Wildlife charities are stepping up demands for the government to reclassify the oil additive PIB.
Hundreds of sea birds are recovering at the RSPCA animal centre at West Hatch near Taunton, after being washed up on beaches across the South West, covered in a sticky substance.
The oil additive is known as PIB, which burns and matts the birds feathers, leaving them unable to fly or dive for food. Many of the birds that are being washed up have died, but the live ones are left emaciated, cold and hungry.
They've been taken to wildlife centres to be cleaned and fed, until they're ready to be released back into the wild again.
More than a thousand have been found, but many have died- the 230 which survived have been cleaned up at the West Hatch centre.
Peter Venn is the centre manager, and he showed us how the birds are dealt with when they come to the centre click here
It's the second time this year that Guillemots have been washed up on our beaches covered in this sticky oil additive, so now there are calls to get PIB reclassified.
Currently it's legal for ships to clear out their tanks at sea, which dumps this oil additive into our waters, coating the birds who come across it.

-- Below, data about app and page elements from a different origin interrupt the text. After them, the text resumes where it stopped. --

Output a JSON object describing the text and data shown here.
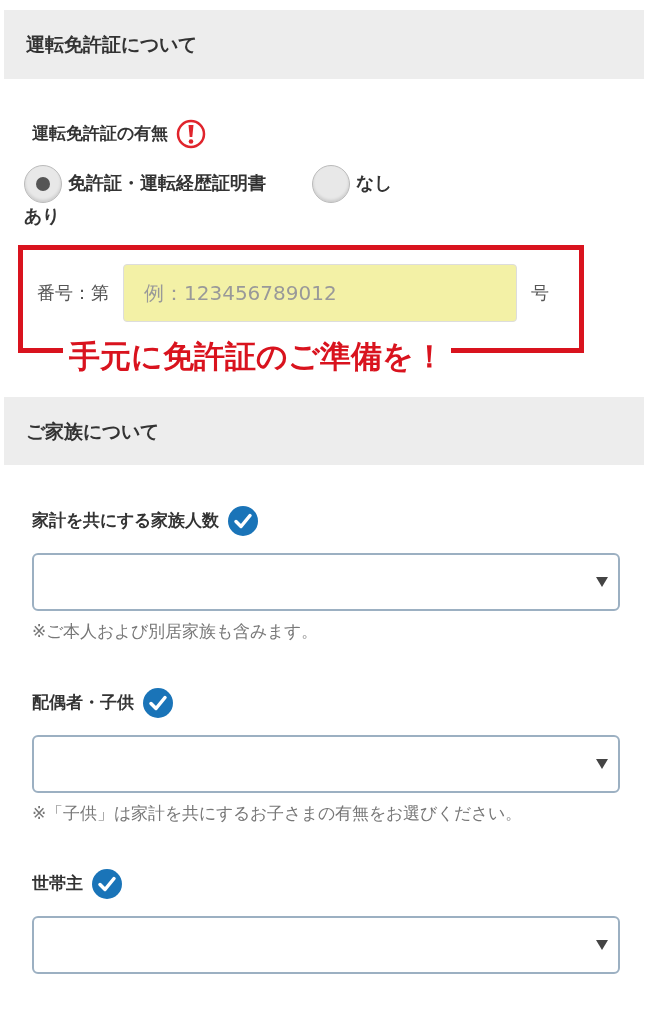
{
  "sections": [
    {
      "title": "運転免許証について",
      "fields": [
        {
          "kind": "radio",
          "label": "運転免許証の有無",
          "required": true,
          "options": [
            {
              "label": "免許証・運転経歴証明書あり",
              "selected": true
            },
            {
              "label": "なし",
              "selected": false
            }
          ]
        },
        {
          "kind": "number",
          "prefix": "番号：第",
          "placeholder": "例：123456789012",
          "suffix": "号",
          "highlighted": true,
          "callout": "手元に免許証のご準備を！"
        }
      ]
    },
    {
      "title": "ご家族について",
      "fields": [
        {
          "kind": "select",
          "label": "家計を共にする家族人数",
          "required": false,
          "note": "※ご本人および別居家族も含みます。"
        },
        {
          "kind": "select",
          "label": "配偶者・子供",
          "required": false,
          "note": "※「子供」は家計を共にするお子さまの有無をお選びください。"
        },
        {
          "kind": "select",
          "label": "世帯主",
          "required": false
        }
      ]
    }
  ]
}
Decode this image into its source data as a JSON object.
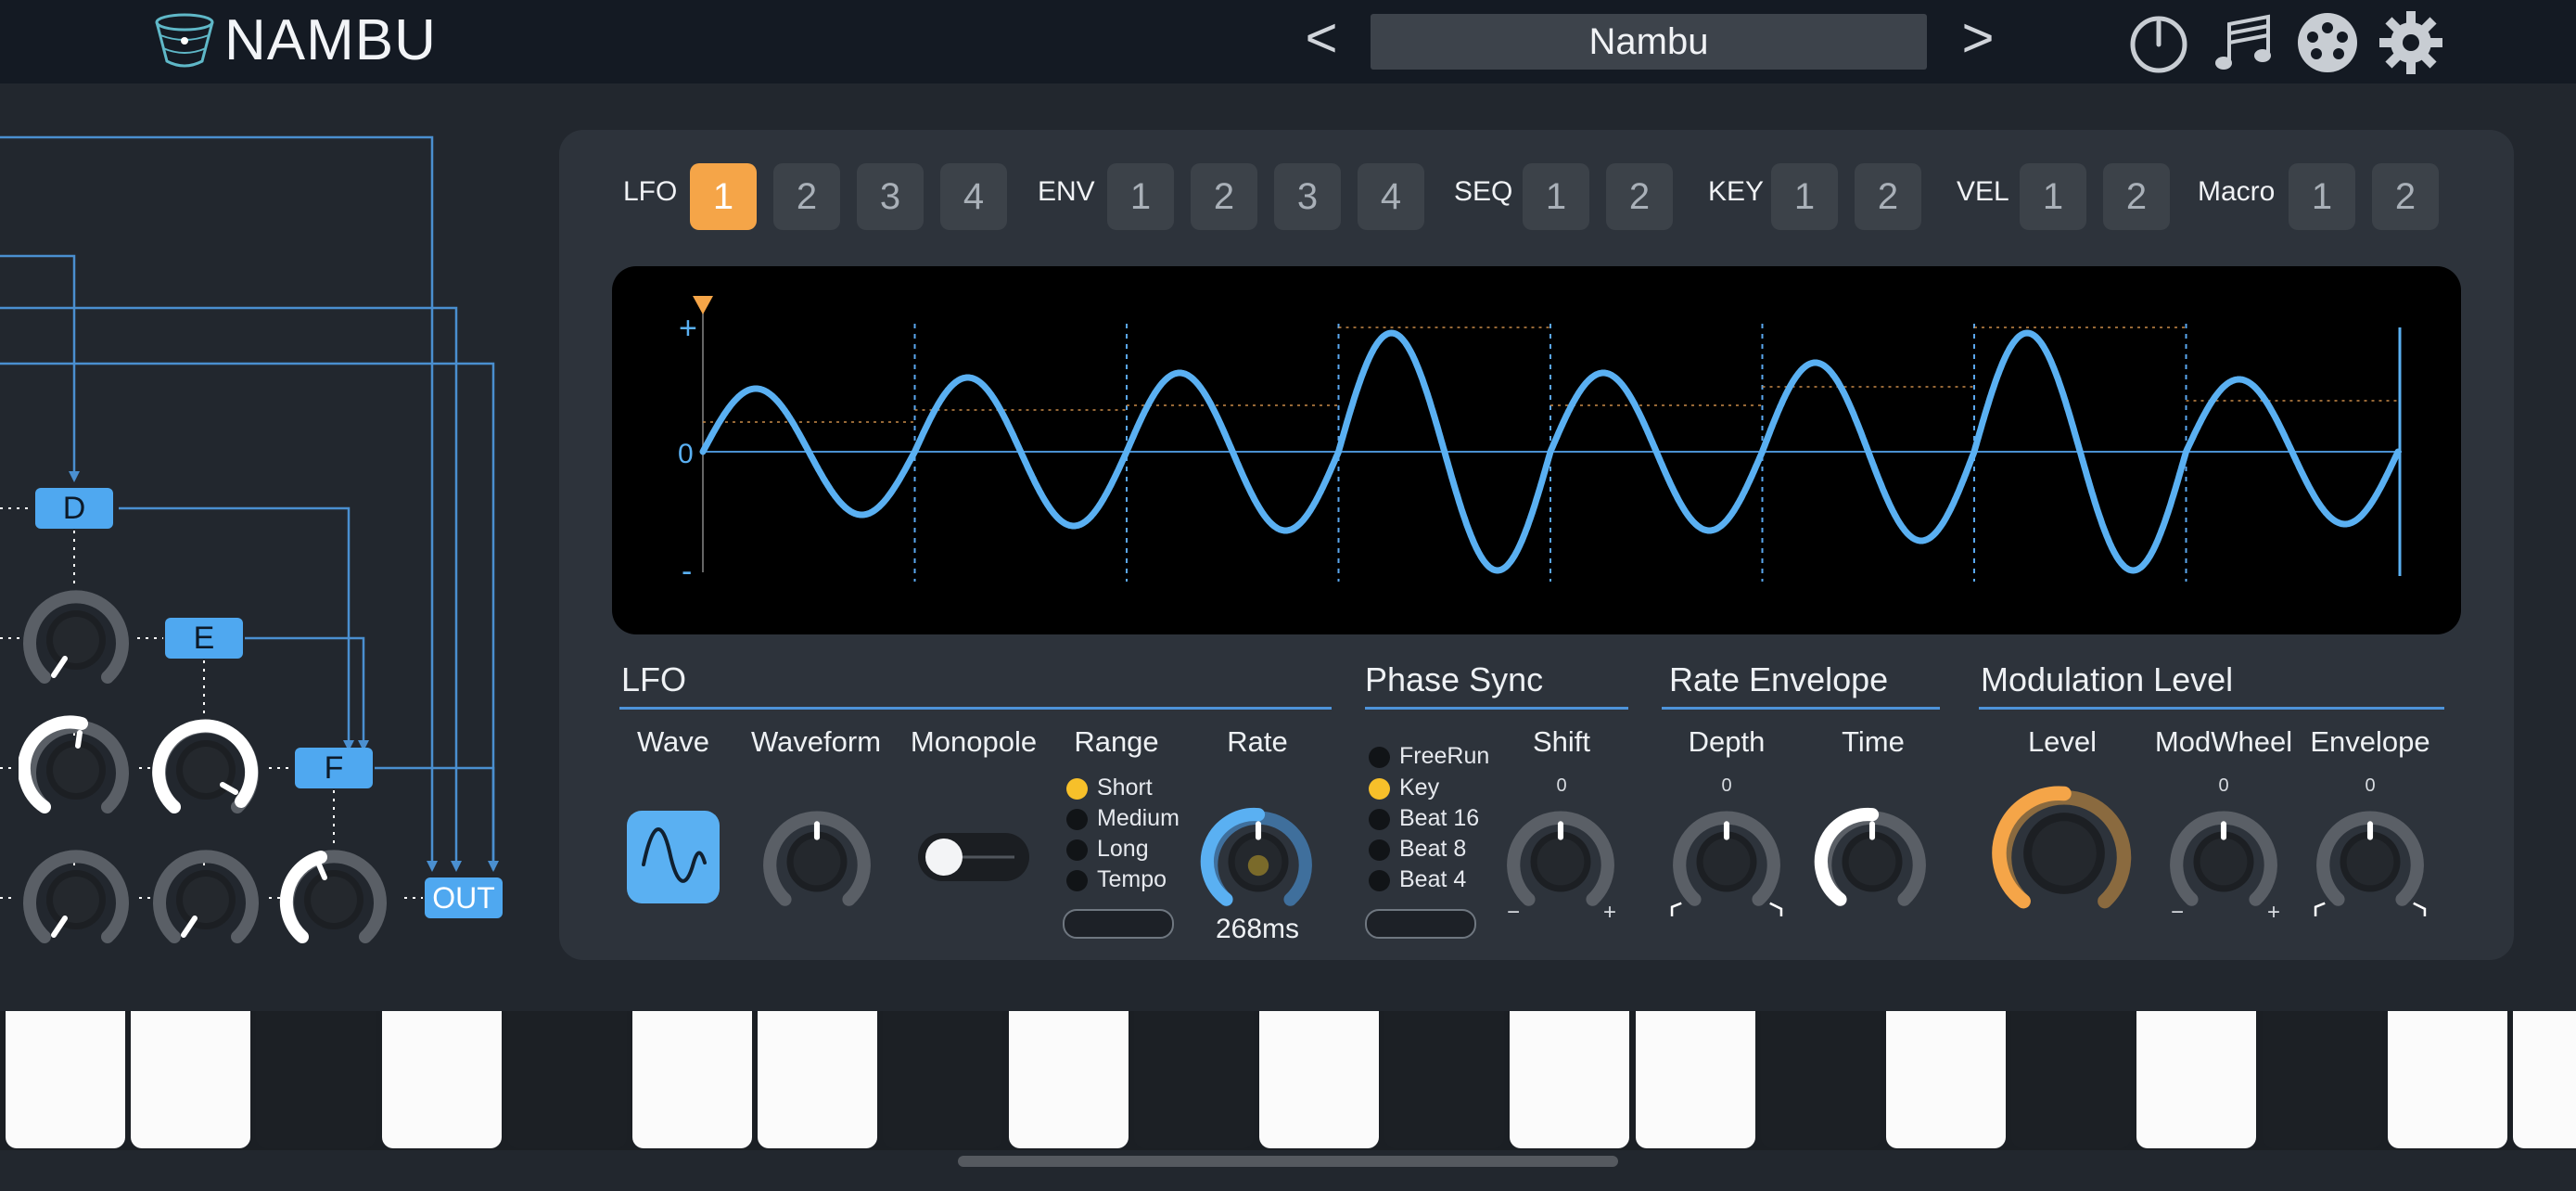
{
  "header": {
    "app_name": "NAMBU",
    "prev_label": "<",
    "next_label": ">",
    "preset_name": "Nambu",
    "icons": [
      "power-icon",
      "music-notes-icon",
      "palette-icon",
      "gear-icon"
    ]
  },
  "routing": {
    "nodes": [
      "D",
      "E",
      "F",
      "OUT"
    ]
  },
  "mod_sources": {
    "groups": [
      {
        "label": "LFO",
        "buttons": [
          "1",
          "2",
          "3",
          "4"
        ]
      },
      {
        "label": "ENV",
        "buttons": [
          "1",
          "2",
          "3",
          "4"
        ]
      },
      {
        "label": "SEQ",
        "buttons": [
          "1",
          "2"
        ]
      },
      {
        "label": "KEY",
        "buttons": [
          "1",
          "2"
        ]
      },
      {
        "label": "VEL",
        "buttons": [
          "1",
          "2"
        ]
      },
      {
        "label": "Macro",
        "buttons": [
          "1",
          "2"
        ]
      }
    ],
    "selected": "LFO 1"
  },
  "scope": {
    "plus_label": "+",
    "zero_label": "0",
    "minus_label": "-"
  },
  "lfo": {
    "title": "LFO",
    "wave_label": "Wave",
    "waveform_label": "Waveform",
    "monopole_label": "Monopole",
    "monopole_on": false,
    "range_label": "Range",
    "range_options": [
      "Short",
      "Medium",
      "Long",
      "Tempo"
    ],
    "range_selected": "Short",
    "rate_label": "Rate",
    "rate_value": "268ms"
  },
  "phase_sync": {
    "title": "Phase Sync",
    "options": [
      "FreeRun",
      "Key",
      "Beat 16",
      "Beat 8",
      "Beat 4"
    ],
    "selected": "Key",
    "shift_label": "Shift",
    "shift_value": "0",
    "shift_min": "−",
    "shift_max": "+"
  },
  "rate_envelope": {
    "title": "Rate Envelope",
    "depth_label": "Depth",
    "depth_value": "0",
    "time_label": "Time"
  },
  "modulation_level": {
    "title": "Modulation Level",
    "level_label": "Level",
    "modwheel_label": "ModWheel",
    "modwheel_value": "0",
    "modwheel_min": "−",
    "modwheel_max": "+",
    "envelope_label": "Envelope",
    "envelope_value": "0"
  },
  "colors": {
    "accent_blue": "#4fa8f0",
    "accent_orange": "#f5a548",
    "radio_on": "#f7c02a",
    "panel": "#2d333b"
  }
}
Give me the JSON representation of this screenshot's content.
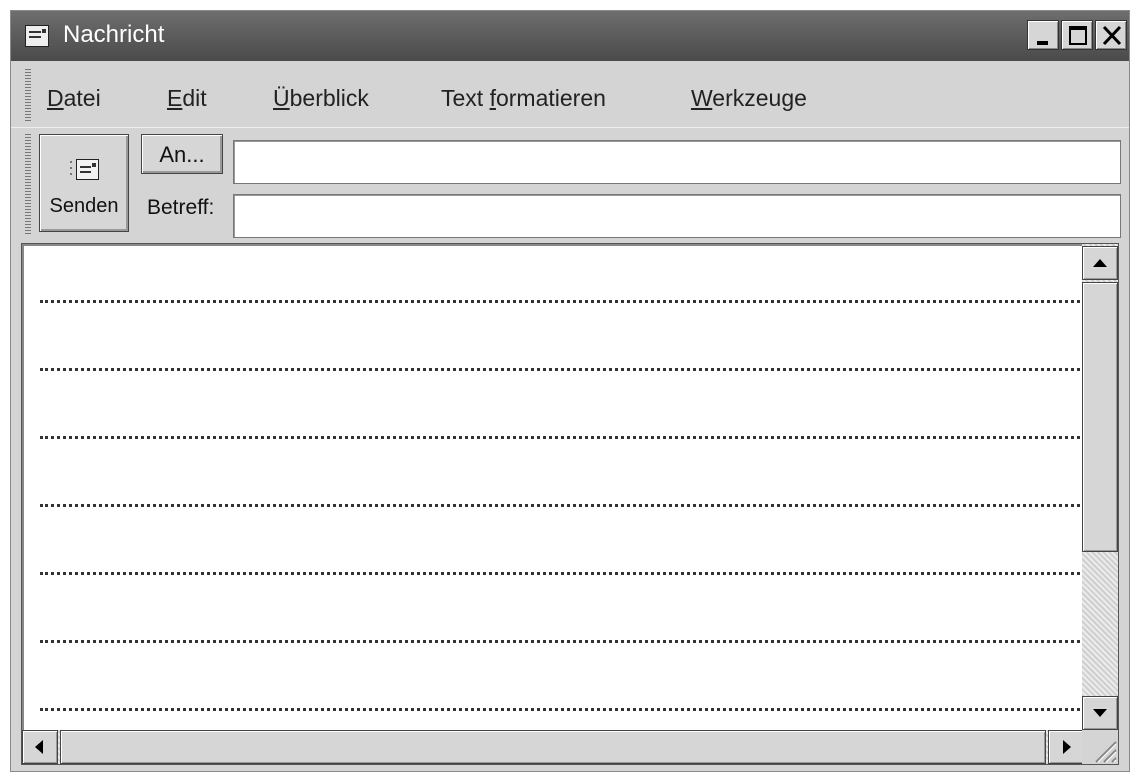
{
  "window": {
    "title": "Nachricht",
    "title_icon": "envelope-icon",
    "controls": [
      "minimize-icon",
      "maximize-icon",
      "close-icon"
    ]
  },
  "menu": {
    "items": [
      {
        "label": "Datei",
        "mnemonic_index": 0
      },
      {
        "label": "Edit",
        "mnemonic_index": 0
      },
      {
        "label": "Überblick",
        "mnemonic_index": 0
      },
      {
        "label": "Text formatieren",
        "mnemonic_index": 5
      },
      {
        "label": "Werkzeuge",
        "mnemonic_index": 0
      }
    ]
  },
  "toolbar": {
    "send_label": "Senden",
    "to_button_label": "An...",
    "to_value": "",
    "subject_label": "Betreff:",
    "subject_value": ""
  },
  "body": {
    "text": ""
  },
  "colors": {
    "titlebar": "#555555",
    "chrome": "#d4d4d4"
  }
}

An E-petiton has been set up to as the government for tighter restrictions, to stop something like this happening again, as its feared that already, a whole generation of Guillemots has been wiped out.